Durham University
Programme and Module Handbook

Undergraduate Programme and Module Handbook 2023-2024 (archived)

Module HIST1661: Connected Histories: Early Modern World, c. 1450-1750

Department: History

HIST1661: Connected Histories: Early Modern World, c. 1450-1750

Type Open Level 1 Credits 20 Availability Available in 2023/24 Module Cap 130 Location Durham


  • Normally an A or B grade in A-Level History, or an acceptable equivalent (e.g. in terms of Scottish Highers or lB)


  • None

Excluded Combination of Modules

  • None


  • To introduce students to key developments in a formative period in European history
  • To evaluate different interpretations of the chronological and geographical boundaries of European history in the early modern period


  • The Reformations of the sixteenth century transformed Western Christendom into a continent of rival religious confessions. Yet over the following centuries a new sense of a European culture and identity took hold. How did these changes come about, who did they affect, and how did people make sense of their changing world? The fall of Constantinople and the conquest of the New World led Europeans to represent the continent in different perspectives. Thinkers in the Renaissance and Enlightenment reconsidered fundamental ideas about the relationships between individual and society, women and men, and the past and the present.
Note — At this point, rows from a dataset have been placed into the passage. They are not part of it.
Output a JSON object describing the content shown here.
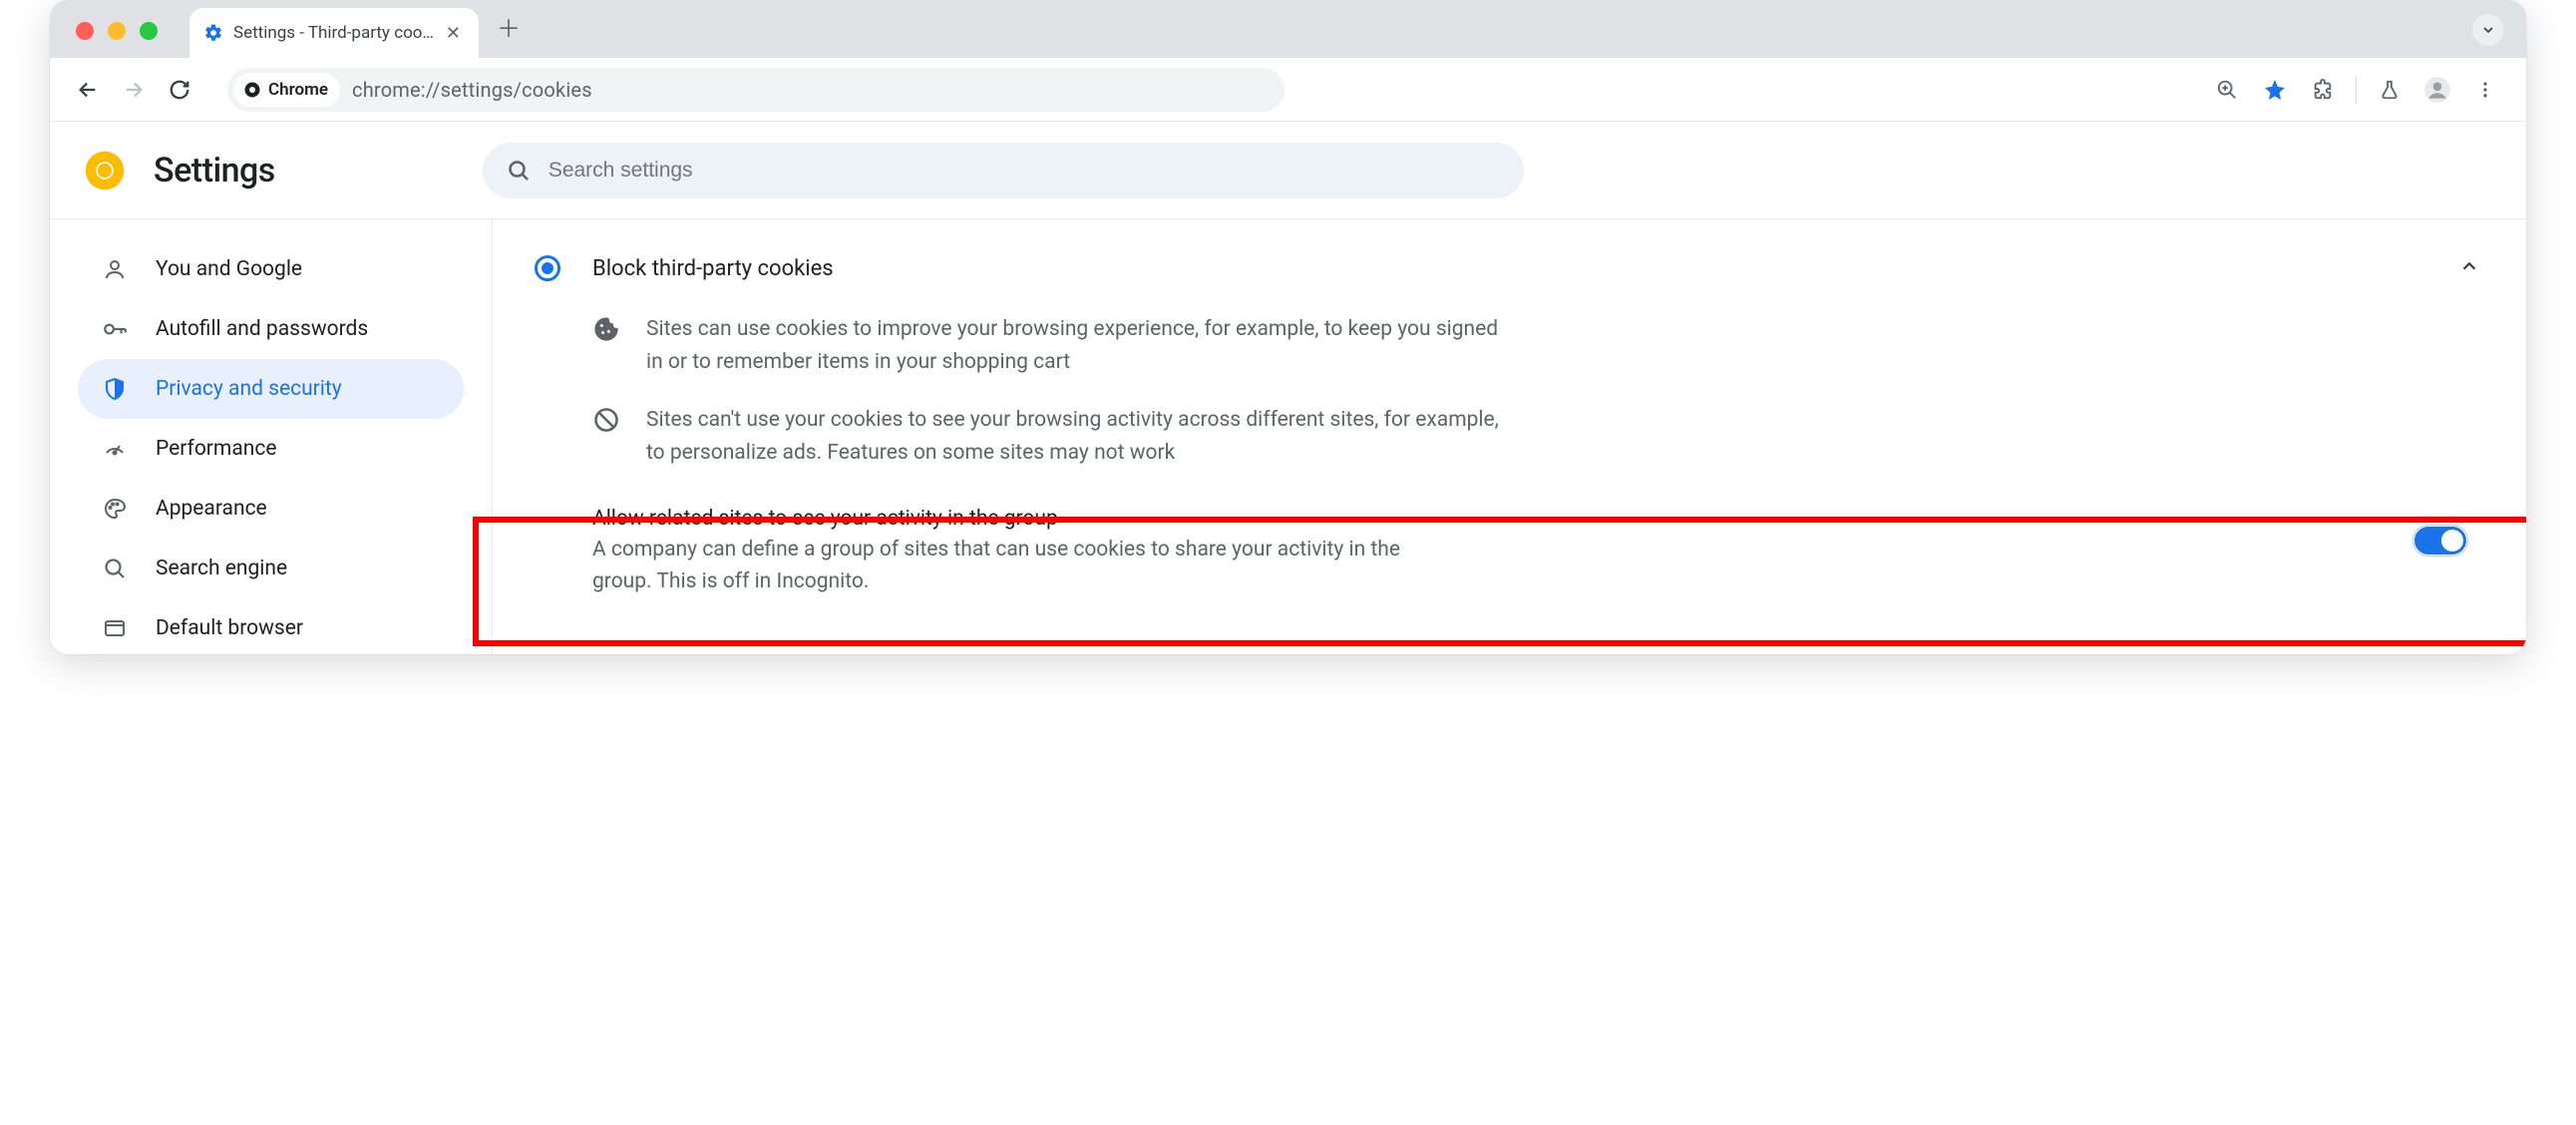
{
  "window": {
    "tab_title": "Settings - Third-party cookies"
  },
  "toolbar": {
    "chrome_chip": "Chrome",
    "url": "chrome://settings/cookies"
  },
  "header": {
    "title": "Settings",
    "search_placeholder": "Search settings"
  },
  "sidebar": {
    "items": [
      {
        "label": "You and Google"
      },
      {
        "label": "Autofill and passwords"
      },
      {
        "label": "Privacy and security"
      },
      {
        "label": "Performance"
      },
      {
        "label": "Appearance"
      },
      {
        "label": "Search engine"
      },
      {
        "label": "Default browser"
      }
    ]
  },
  "main": {
    "radio_label": "Block third-party cookies",
    "desc1": "Sites can use cookies to improve your browsing experience, for example, to keep you signed in or to remember items in your shopping cart",
    "desc2": "Sites can't use your cookies to see your browsing activity across different sites, for example, to personalize ads. Features on some sites may not work",
    "toggle_title": "Allow related sites to see your activity in the group",
    "toggle_sub": "A company can define a group of sites that can use cookies to share your activity in the group. This is off in Incognito.",
    "toggle_on": true
  }
}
Religious reform established confessional boundaries and denounced those who did not conform to them. Escalating warfare transformed a continent of dynastic states into a new balance of powers. And expanding global trade at a time of climate crisis in the little ice age brought European and global markets into closer contact and instituted an inter-continental slave trade, while most households in the era of early industrialisation lived and worked precariously, threatened by poverty and disease. This module introduces these key developments and more, while charting the emergence of the idea of Europe in a formative phase of the continent history.

Learning Outcomes

Subject-specific Knowledge:
  • Understanding of core historical concepts shaping the cultural, economic, political, religious, and social history of early modern Europe
  • Providing students with an informed understanding of European diversity as well as Europe global interconnectedness
  • To invite students to check and challenge Eurocentric historiographies
Subject-specific Skills:
  • reading and use texts and other source materials critically and analytically, addressing questions of content, perspective and purpose at an advanced level;
  • handling and critically analysing varying interpretations of a given body of historical evidence;
  • managing a body of evidence or information, particularly gathering, sifting, synthesizing, organising, marshalling and presenting information consistent with the methods and standards of historical study and research;
  • assembling evidence to address issues, constructing an argument and supporting it with evidence to permit and facilitate the evaluation of hypotheses;
  • intellectual independence and research, including the development of bibliographical skills, the ability to research, use, evaluate and organise historical materials, and to present independent research in written form;
Key Skills:
  • self-discipline, self-direction, initiative, the capacity for extended independent work on complex subjects, the development of pathways to originality, and intellectual curiosity;
  • discrimination and judgement;
  • ability to gather, organise and deploy evidence, data and information, and familiarity with appropriate means of identifying, finding, retrieving, sorting and exchanging information;
  • analytical ability, and the capacity to consider and solve complex problems;
  • structure, coherence, clarity and fluency of written expression;
  • intellectual integrity, maturity and an appreciation of the validity of the reasoned views of others;
  • imaginative insight.

Modes of Teaching, Learning and Assessment and how these contribute to the learning outcomes of the module

  • enter text as appropriate for the module

Teaching Methods and Learning Hours

Activity Number Frequency Duration Total/Hours
Lectures 21 Weekly in Terms 1 & 2; 1 in Term 3 1 hour 21
Seminars 7 4 in Term 1, 3 in Term 2 1 hour 7
Preparation and Reading 172
Total 200

Summative Assessment

Component: Essay Component Weighting: 40%
Element Length / duration Element Weighting Resit Opportunity
Essay 2000 words not inclusive of footnotes or bibliography 2000 words not including footnotes or bibliography 100%
Component: Examination Component Weighting: 60%
Element Length / duration Element Weighting Resit Opportunity
Two hour written examination 2 hours 100%

Formative Assessment:

A written assignment of 1500-2000 words to be submitted in Term 1.

Attendance at all activities marked with this symbol will be monitored. Students who fail to attend these activities, or to complete the summative or formative assessment specified above, will be subject to the procedures defined in the University's General Regulation V, and may be required to leave the University